[Excerpts from an interface dataset]
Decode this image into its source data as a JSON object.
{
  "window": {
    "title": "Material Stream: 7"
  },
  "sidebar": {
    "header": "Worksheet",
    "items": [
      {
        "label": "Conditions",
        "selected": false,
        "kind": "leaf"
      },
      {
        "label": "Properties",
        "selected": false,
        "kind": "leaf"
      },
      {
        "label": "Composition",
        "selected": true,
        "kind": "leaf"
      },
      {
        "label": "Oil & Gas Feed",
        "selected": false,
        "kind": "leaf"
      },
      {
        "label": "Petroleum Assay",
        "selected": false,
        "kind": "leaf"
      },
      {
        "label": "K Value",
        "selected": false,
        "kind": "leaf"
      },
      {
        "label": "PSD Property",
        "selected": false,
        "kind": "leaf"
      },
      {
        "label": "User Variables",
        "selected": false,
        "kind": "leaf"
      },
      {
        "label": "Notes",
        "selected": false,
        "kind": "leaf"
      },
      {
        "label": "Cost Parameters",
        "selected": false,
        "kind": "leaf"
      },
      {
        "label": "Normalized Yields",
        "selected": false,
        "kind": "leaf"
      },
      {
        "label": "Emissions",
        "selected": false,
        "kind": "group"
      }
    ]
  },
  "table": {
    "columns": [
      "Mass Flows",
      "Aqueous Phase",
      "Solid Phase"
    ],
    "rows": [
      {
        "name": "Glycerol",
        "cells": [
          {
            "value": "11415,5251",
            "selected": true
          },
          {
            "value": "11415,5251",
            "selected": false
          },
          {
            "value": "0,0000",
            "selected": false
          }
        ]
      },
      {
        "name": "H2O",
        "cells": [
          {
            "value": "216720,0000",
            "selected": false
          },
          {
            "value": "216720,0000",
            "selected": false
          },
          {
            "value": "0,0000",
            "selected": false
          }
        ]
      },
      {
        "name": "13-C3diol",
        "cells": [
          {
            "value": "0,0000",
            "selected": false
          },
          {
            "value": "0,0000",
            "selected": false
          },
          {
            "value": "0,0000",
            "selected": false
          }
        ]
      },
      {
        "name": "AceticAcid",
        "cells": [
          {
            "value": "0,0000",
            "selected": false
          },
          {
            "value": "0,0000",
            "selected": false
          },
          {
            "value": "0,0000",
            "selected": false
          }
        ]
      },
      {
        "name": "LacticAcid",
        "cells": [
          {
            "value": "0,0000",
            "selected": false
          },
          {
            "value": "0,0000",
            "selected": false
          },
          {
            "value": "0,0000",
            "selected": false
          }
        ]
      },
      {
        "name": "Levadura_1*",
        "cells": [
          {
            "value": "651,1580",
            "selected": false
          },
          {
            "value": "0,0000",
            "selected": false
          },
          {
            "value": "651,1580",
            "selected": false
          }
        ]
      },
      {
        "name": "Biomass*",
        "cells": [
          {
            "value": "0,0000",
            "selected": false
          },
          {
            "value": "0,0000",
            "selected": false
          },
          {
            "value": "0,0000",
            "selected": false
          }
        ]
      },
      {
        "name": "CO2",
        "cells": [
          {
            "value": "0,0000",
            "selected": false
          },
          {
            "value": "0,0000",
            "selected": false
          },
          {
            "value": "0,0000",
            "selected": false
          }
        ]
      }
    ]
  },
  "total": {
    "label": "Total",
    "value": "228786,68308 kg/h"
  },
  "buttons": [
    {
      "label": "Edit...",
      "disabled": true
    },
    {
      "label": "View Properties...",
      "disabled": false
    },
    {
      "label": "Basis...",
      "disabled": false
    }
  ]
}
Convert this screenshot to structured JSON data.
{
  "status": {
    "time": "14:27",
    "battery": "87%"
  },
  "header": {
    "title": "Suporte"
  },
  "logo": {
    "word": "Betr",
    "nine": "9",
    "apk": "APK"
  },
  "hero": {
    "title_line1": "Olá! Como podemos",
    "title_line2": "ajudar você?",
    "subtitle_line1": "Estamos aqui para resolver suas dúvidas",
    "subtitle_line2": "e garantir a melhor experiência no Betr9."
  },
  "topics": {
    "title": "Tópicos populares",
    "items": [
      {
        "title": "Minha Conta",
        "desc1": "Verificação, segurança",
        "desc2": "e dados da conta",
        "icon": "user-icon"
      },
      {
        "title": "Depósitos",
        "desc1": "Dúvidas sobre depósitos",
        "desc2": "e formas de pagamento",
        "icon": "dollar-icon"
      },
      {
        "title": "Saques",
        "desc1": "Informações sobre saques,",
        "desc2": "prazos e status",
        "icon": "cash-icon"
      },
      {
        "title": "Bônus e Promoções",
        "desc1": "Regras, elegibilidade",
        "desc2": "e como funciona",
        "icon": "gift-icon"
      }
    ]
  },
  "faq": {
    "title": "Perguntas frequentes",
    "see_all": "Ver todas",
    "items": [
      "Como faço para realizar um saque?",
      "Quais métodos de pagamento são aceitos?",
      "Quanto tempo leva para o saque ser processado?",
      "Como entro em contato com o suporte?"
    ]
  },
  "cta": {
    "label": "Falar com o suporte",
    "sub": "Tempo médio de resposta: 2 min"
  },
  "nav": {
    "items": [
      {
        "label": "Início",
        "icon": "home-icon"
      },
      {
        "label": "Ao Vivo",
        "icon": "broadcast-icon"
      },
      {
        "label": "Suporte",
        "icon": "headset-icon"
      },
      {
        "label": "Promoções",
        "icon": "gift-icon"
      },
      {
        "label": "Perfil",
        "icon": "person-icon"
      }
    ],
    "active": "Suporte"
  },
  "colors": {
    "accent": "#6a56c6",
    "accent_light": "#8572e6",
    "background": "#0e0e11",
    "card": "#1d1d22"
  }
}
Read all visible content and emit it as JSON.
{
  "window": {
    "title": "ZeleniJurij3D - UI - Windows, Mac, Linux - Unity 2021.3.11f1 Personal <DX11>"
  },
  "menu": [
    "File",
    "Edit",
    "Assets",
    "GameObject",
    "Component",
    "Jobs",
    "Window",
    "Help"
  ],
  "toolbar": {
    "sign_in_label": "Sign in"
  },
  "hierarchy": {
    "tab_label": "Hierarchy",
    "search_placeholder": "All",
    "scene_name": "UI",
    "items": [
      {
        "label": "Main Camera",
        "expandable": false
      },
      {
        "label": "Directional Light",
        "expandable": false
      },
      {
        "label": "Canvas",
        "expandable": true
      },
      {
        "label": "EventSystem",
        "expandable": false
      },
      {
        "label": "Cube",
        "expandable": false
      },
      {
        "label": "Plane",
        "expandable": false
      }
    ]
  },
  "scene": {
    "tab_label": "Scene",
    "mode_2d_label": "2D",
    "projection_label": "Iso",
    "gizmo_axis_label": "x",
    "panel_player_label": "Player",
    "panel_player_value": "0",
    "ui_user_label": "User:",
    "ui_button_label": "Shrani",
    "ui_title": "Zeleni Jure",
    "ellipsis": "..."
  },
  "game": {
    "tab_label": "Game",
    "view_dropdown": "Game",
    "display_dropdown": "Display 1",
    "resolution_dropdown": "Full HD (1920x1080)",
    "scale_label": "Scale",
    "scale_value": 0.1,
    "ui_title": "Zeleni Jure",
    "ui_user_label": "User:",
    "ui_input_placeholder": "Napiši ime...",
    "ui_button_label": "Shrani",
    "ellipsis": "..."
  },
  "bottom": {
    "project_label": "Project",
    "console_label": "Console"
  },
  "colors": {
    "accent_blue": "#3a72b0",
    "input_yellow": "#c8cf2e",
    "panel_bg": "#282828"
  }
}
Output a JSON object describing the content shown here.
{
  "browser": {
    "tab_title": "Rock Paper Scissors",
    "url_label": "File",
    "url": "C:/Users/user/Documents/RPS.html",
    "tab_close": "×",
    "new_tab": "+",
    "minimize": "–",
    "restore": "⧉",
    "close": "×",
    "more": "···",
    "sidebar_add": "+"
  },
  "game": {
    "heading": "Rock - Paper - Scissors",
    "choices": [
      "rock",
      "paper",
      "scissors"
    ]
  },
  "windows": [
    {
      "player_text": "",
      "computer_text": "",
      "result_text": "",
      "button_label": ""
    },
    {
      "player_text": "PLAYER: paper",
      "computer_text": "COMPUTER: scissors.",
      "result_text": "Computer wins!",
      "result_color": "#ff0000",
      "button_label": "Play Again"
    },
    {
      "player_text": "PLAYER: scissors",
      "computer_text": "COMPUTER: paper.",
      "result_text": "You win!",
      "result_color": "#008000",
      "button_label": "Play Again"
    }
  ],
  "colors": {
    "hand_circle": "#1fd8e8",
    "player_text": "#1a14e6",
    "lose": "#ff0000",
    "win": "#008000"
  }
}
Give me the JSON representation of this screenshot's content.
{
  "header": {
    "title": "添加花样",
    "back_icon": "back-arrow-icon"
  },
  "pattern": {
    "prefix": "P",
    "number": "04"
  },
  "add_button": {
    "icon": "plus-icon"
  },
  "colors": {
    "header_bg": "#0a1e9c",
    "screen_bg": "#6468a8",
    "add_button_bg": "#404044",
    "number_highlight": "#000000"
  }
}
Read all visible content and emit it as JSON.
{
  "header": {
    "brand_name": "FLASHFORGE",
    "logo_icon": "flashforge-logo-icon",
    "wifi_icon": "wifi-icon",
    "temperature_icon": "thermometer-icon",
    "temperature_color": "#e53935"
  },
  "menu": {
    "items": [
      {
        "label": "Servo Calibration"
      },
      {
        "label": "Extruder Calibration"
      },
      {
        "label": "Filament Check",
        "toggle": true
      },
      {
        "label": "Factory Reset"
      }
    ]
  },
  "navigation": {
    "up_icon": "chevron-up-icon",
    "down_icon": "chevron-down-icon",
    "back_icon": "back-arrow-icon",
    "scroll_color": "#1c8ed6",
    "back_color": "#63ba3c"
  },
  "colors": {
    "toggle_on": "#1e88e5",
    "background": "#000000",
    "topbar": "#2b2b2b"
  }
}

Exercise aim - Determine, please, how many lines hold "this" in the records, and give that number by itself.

Your solution - 3